"Iran continues to collect hundreds
of kilograms of low-grade uranium and
hopes to take advantage of the dialogue
with the West and the Washington admin-
istration in order to move forward towards
the creation of a nuclear bomb."
The analyses, despite the media flurry,
were not incompatible. Yadlin specified
low-grade uranium and Blair acknowl-
edged that the Iranians were close to hav-
ing enough for a bomb. Blair specifically
was discounting reports that Iran was able
to manufacture highly enriched uranium
and offering a holistic view, taking into
account Iran's capacity to deliver weapons.
Yadlin was saying simply that the Islamic
regime had crossed the threshold of manu-
facturing enough uranium for a bomb and
was not speculating about delivery.
Within days of Mullen's pronouncement

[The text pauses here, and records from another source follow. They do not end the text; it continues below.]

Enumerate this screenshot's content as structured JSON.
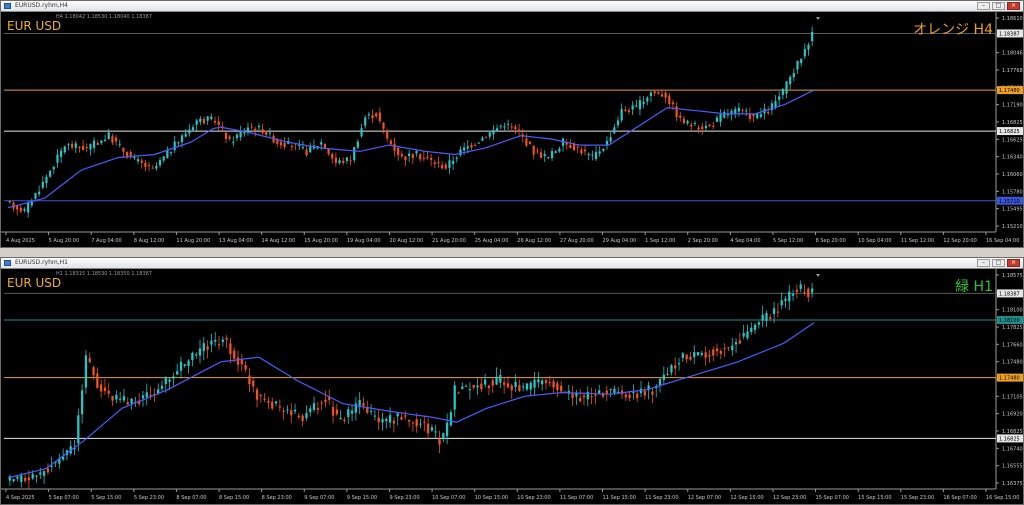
{
  "charts": [
    {
      "window_title": "EURUSD.ryhm,H4",
      "ohlc_header": "H4  1.18042 1.18530 1.18040 1.18387",
      "symbol_label": "EUR USD",
      "overlay_label": "オレンジ H4",
      "overlay_color": "#f0a020",
      "price_ticks": [
        "1.18610",
        "1.18387",
        "1.18046",
        "1.17768",
        "1.17480",
        "1.17190",
        "1.16825",
        "1.16625",
        "1.16340",
        "1.16060",
        "1.15780",
        "1.15495",
        "1.15210"
      ],
      "current_price": "1.18387",
      "time_labels": [
        "4 Aug 2025",
        "5 Aug 20:00",
        "7 Aug 04:00",
        "8 Aug 12:00",
        "11 Aug 20:00",
        "13 Aug 04:00",
        "14 Aug 12:00",
        "15 Aug 20:00",
        "19 Aug 04:00",
        "20 Aug 12:00",
        "21 Aug 20:00",
        "25 Aug 04:00",
        "26 Aug 12:00",
        "27 Aug 20:00",
        "29 Aug 04:00",
        "1 Sep 12:00",
        "2 Sep 20:00",
        "4 Sep 04:00",
        "5 Sep 12:00",
        "8 Sep 20:00",
        "10 Sep 04:00",
        "11 Sep 12:00",
        "12 Sep 20:00",
        "16 Sep 04:00"
      ],
      "hlines": [
        {
          "price": 1.1748,
          "color": "#f0a020",
          "label": "1.17480"
        },
        {
          "price": 1.16825,
          "color": "#e6e6e6",
          "label": "1.16825"
        },
        {
          "price": 1.1571,
          "color": "#3a56d8",
          "label": "1.15710"
        }
      ]
    },
    {
      "window_title": "EURUSD.ryhm,H1",
      "ohlc_header": "H1  1.18315 1.18530 1.18350 1.18387",
      "symbol_label": "EUR USD",
      "overlay_label": "緑 H1",
      "overlay_color": "#2fbf3a",
      "price_ticks": [
        "1.18575",
        "1.18387",
        "1.18100",
        "1.17825",
        "1.17660",
        "1.17480",
        "1.17290",
        "1.17105",
        "1.16920",
        "1.16825",
        "1.16740",
        "1.16555",
        "1.16375"
      ],
      "current_price": "1.18387",
      "time_labels": [
        "4 Sep 2025",
        "5 Sep 07:00",
        "5 Sep 15:00",
        "5 Sep 23:00",
        "8 Sep 07:00",
        "8 Sep 15:00",
        "8 Sep 23:00",
        "9 Sep 07:00",
        "9 Sep 15:00",
        "9 Sep 23:00",
        "10 Sep 07:00",
        "10 Sep 15:00",
        "10 Sep 23:00",
        "11 Sep 07:00",
        "11 Sep 15:00",
        "11 Sep 23:00",
        "12 Sep 07:00",
        "12 Sep 15:00",
        "12 Sep 23:00",
        "15 Sep 07:00",
        "15 Sep 15:00",
        "15 Sep 23:00",
        "16 Sep 07:00",
        "16 Sep 15:00"
      ],
      "hlines": [
        {
          "price": 1.181,
          "color": "#1e8f8a",
          "label": "1.18100"
        },
        {
          "price": 1.1748,
          "color": "#f0a020",
          "label": "1.17480"
        },
        {
          "price": 1.16825,
          "color": "#e6e6e6",
          "label": "1.16825"
        }
      ]
    }
  ],
  "chart_data": [
    {
      "type": "candlestick",
      "timeframe": "H4",
      "symbol": "EURUSD",
      "ylim": [
        1.1521,
        1.1873
      ],
      "x_range": [
        "4 Aug 2025",
        "16 Sep 04:00"
      ],
      "path_points": [
        [
          0,
          1.1568
        ],
        [
          5,
          1.1555
        ],
        [
          10,
          1.16
        ],
        [
          16,
          1.166
        ],
        [
          22,
          1.1655
        ],
        [
          28,
          1.1675
        ],
        [
          34,
          1.164
        ],
        [
          40,
          1.162
        ],
        [
          46,
          1.166
        ],
        [
          52,
          1.17
        ],
        [
          57,
          1.17
        ],
        [
          61,
          1.1665
        ],
        [
          66,
          1.169
        ],
        [
          70,
          1.1685
        ],
        [
          74,
          1.1665
        ],
        [
          78,
          1.166
        ],
        [
          82,
          1.165
        ],
        [
          86,
          1.1665
        ],
        [
          90,
          1.1632
        ],
        [
          94,
          1.1638
        ],
        [
          98,
          1.1705
        ],
        [
          101,
          1.171
        ],
        [
          104,
          1.167
        ],
        [
          108,
          1.164
        ],
        [
          112,
          1.1645
        ],
        [
          116,
          1.1635
        ],
        [
          120,
          1.1625
        ],
        [
          124,
          1.165
        ],
        [
          128,
          1.1665
        ],
        [
          132,
          1.168
        ],
        [
          136,
          1.1695
        ],
        [
          140,
          1.168
        ],
        [
          144,
          1.165
        ],
        [
          148,
          1.164
        ],
        [
          152,
          1.1665
        ],
        [
          156,
          1.1655
        ],
        [
          160,
          1.164
        ],
        [
          164,
          1.1665
        ],
        [
          168,
          1.1715
        ],
        [
          172,
          1.172
        ],
        [
          176,
          1.1745
        ],
        [
          180,
          1.174
        ],
        [
          184,
          1.17
        ],
        [
          188,
          1.169
        ],
        [
          192,
          1.169
        ],
        [
          196,
          1.171
        ],
        [
          200,
          1.1715
        ],
        [
          204,
          1.1705
        ],
        [
          208,
          1.1715
        ],
        [
          212,
          1.1745
        ],
        [
          216,
          1.179
        ],
        [
          220,
          1.1838
        ]
      ],
      "ma_points": [
        [
          0,
          1.156
        ],
        [
          10,
          1.1575
        ],
        [
          20,
          1.162
        ],
        [
          30,
          1.164
        ],
        [
          40,
          1.1645
        ],
        [
          50,
          1.1665
        ],
        [
          57,
          1.169
        ],
        [
          66,
          1.168
        ],
        [
          76,
          1.1665
        ],
        [
          86,
          1.1655
        ],
        [
          96,
          1.165
        ],
        [
          104,
          1.166
        ],
        [
          114,
          1.165
        ],
        [
          122,
          1.1645
        ],
        [
          130,
          1.1655
        ],
        [
          140,
          1.1675
        ],
        [
          148,
          1.167
        ],
        [
          156,
          1.166
        ],
        [
          164,
          1.166
        ],
        [
          172,
          1.169
        ],
        [
          180,
          1.172
        ],
        [
          188,
          1.1715
        ],
        [
          196,
          1.171
        ],
        [
          204,
          1.171
        ],
        [
          212,
          1.1725
        ],
        [
          220,
          1.1748
        ]
      ],
      "horizontal_lines": [
        1.1748,
        1.16825,
        1.1571
      ],
      "last_price": 1.18387
    },
    {
      "type": "candlestick",
      "timeframe": "H1",
      "symbol": "EURUSD",
      "ylim": [
        1.1628,
        1.1865
      ],
      "x_range": [
        "4 Sep 2025",
        "16 Sep 15:00"
      ],
      "path_points": [
        [
          0,
          1.1635
        ],
        [
          8,
          1.1642
        ],
        [
          14,
          1.166
        ],
        [
          18,
          1.1675
        ],
        [
          21,
          1.177
        ],
        [
          24,
          1.174
        ],
        [
          28,
          1.1725
        ],
        [
          34,
          1.1722
        ],
        [
          40,
          1.1735
        ],
        [
          46,
          1.176
        ],
        [
          52,
          1.178
        ],
        [
          57,
          1.179
        ],
        [
          62,
          1.176
        ],
        [
          66,
          1.173
        ],
        [
          72,
          1.1715
        ],
        [
          78,
          1.1705
        ],
        [
          84,
          1.1725
        ],
        [
          88,
          1.17
        ],
        [
          93,
          1.172
        ],
        [
          98,
          1.17
        ],
        [
          104,
          1.1705
        ],
        [
          110,
          1.1698
        ],
        [
          114,
          1.168
        ],
        [
          116,
          1.1695
        ],
        [
          118,
          1.1735
        ],
        [
          124,
          1.174
        ],
        [
          130,
          1.1745
        ],
        [
          136,
          1.1735
        ],
        [
          142,
          1.1745
        ],
        [
          146,
          1.1735
        ],
        [
          152,
          1.1725
        ],
        [
          158,
          1.1735
        ],
        [
          164,
          1.173
        ],
        [
          170,
          1.1735
        ],
        [
          174,
          1.1755
        ],
        [
          178,
          1.177
        ],
        [
          184,
          1.1775
        ],
        [
          190,
          1.178
        ],
        [
          196,
          1.18
        ],
        [
          202,
          1.182
        ],
        [
          208,
          1.1845
        ],
        [
          212,
          1.1838
        ]
      ],
      "ma_points": [
        [
          0,
          1.164
        ],
        [
          10,
          1.165
        ],
        [
          20,
          1.168
        ],
        [
          30,
          1.1715
        ],
        [
          42,
          1.1735
        ],
        [
          56,
          1.1765
        ],
        [
          66,
          1.177
        ],
        [
          76,
          1.1745
        ],
        [
          88,
          1.172
        ],
        [
          100,
          1.1712
        ],
        [
          112,
          1.1705
        ],
        [
          118,
          1.17
        ],
        [
          126,
          1.1715
        ],
        [
          136,
          1.1728
        ],
        [
          146,
          1.1732
        ],
        [
          158,
          1.173
        ],
        [
          168,
          1.1735
        ],
        [
          180,
          1.175
        ],
        [
          192,
          1.1765
        ],
        [
          204,
          1.1785
        ],
        [
          212,
          1.1807
        ]
      ],
      "horizontal_lines": [
        1.181,
        1.1748,
        1.16825
      ],
      "last_price": 1.18387
    }
  ]
}
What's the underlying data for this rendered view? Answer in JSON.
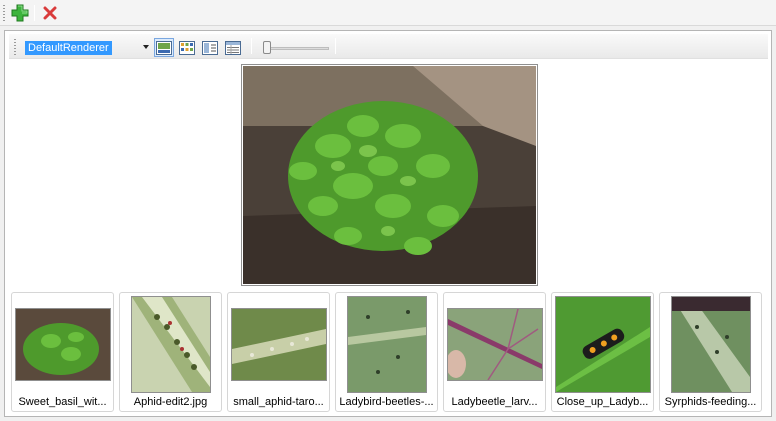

of close Israel-U.S. cooperation, his Israeli
counterpart, Lt. Gen. Gabi Ashkenazi, was
putting it to the test in Washington meet-
ings with Gen. James Jones, President
Obama's national security adviser, top
Pentagon brass and Dennis Ross, who
shapes Iran policy at the State Department.
Subtle differences in the Hebrew and
English official accounts of Ashkenazi's
meetings were telling. "Throughout
the day, the Chief of Staff met with the
National Security Adviser, Gen. James
Jones, with whom he discussed profes-
sional matters such as Iran's nuclear plans,
the security situation along Israel's north-
ern border, weapons smuggling, as well as
the situation in the Palestinian Authority
and the Gaza Strip after operation 'Cast
Lead:" said the statement put out by Israel
for the foreign media.
The Hebrew statement, put out by Israel
for domestic consumption, said Iran was
the "foremost" issue that Ashkenazi dis-
cussed. The English statement called Ross
a "special adviser for the Persian Gulf and
Southwest Asia;' while the Hebrew version
called Ross "an adviser on Iran."
Ashkenazi reportedly outlined for Ross
contingencies under which Israel could
attack Iran, reiterating it was not on the
table for now.
Coincidentally, a paper from the Center
for Strategic and International Studies
said that such an attack was doable, if
difficult, both through an air attack and
by long-range missiles. The report, by
Abduallh Toukan, said that such an attack
would "give rise to regional instability and
conflict as well as terrorism!'
Such a consequence clearly worried
Mullen, too, even though it is not on the
immediate horizon. "What I worry about in
terms of an attack on Iran is in addition to
the immediate effect, the effect of the attack
— it's the unintended consequences.
"It's the further destabilization in the
region;' Mullen said. "It's how they would
respond. We have lots of Americans who
live in that region who are under the
threat envelope right now." ❑